Despite the popularity of lotteries, they can be harmful to an individual’s well-being. They can contribute to a distorted sense of probability, and can lead to addiction or other psychological problems. Moreover, winners may not be able to manage large sums of money and have problems with spending or investing their prize winnings. There have also been several cases of people whose quality of life deteriorated after winning the lottery.

There are several ways to participate in a lottery: a traditional drawing of numbers, a scratch-off ticket, or a computerized game. In the traditional drawing, a number is drawn from a group of numbered balls or pieces of paper. The first player to match the number wins the jackpot. The other prizes are smaller amounts of money that are awarded to players who match fewer of the numbers in the drawing. Several studies have shown that the odds of winning are not as high as some people think. In fact, the odds of winning the top prize in the U.S. Powerball are about one in 195 million.

While some people spend millions on lottery tickets, most lose more than they win. The National Survey of Lottery Participation found that more than three-quarters of all respondents reported losing more money than they spent on tickets. The survey also found that participants who did not finish high school and those in lower-income households tended to spend more on tickets than other groups.

The lottery industry is heavily regulated by states, with each having its own lottery division. These departments select and train retailers to use lottery terminals, oversee lottery sales, and redeem winning tickets. They are also responsible for promoting the lottery and paying high-tier prizes. Most importantly, they ensure that retailers and players comply with lottery law and rules.

Some lotteries are run by private companies, while others are run by government agencies or nonprofit organizations. In addition to regulating the lottery, these entities often provide support for problem gamblers and promote responsible gaming. Many states also put a portion of their lottery revenues into a general fund for budget shortfalls, roadwork, and other needs.

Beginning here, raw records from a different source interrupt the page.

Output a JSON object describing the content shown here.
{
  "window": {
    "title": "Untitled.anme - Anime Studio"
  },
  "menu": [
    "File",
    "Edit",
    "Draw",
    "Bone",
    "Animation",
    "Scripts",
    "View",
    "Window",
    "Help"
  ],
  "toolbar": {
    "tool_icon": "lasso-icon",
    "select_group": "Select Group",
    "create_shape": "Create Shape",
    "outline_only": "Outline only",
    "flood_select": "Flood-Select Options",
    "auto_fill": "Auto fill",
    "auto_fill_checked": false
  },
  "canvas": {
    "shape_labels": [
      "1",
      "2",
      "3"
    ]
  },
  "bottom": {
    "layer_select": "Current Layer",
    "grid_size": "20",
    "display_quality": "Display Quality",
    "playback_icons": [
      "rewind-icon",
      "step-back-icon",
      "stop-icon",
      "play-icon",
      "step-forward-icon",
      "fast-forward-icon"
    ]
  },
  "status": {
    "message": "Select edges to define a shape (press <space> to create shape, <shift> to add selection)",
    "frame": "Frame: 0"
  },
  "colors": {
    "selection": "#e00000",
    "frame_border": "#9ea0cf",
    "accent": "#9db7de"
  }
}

The lottery industry is a complex one with many moving parts. In order to succeed, it must be able to communicate two messages primarily: that playing the lottery is fun and that winning is possible. In order to convey these messages, it must be able to reach out to the population in a wide range of settings and speak to different audiences with a variety of media formats.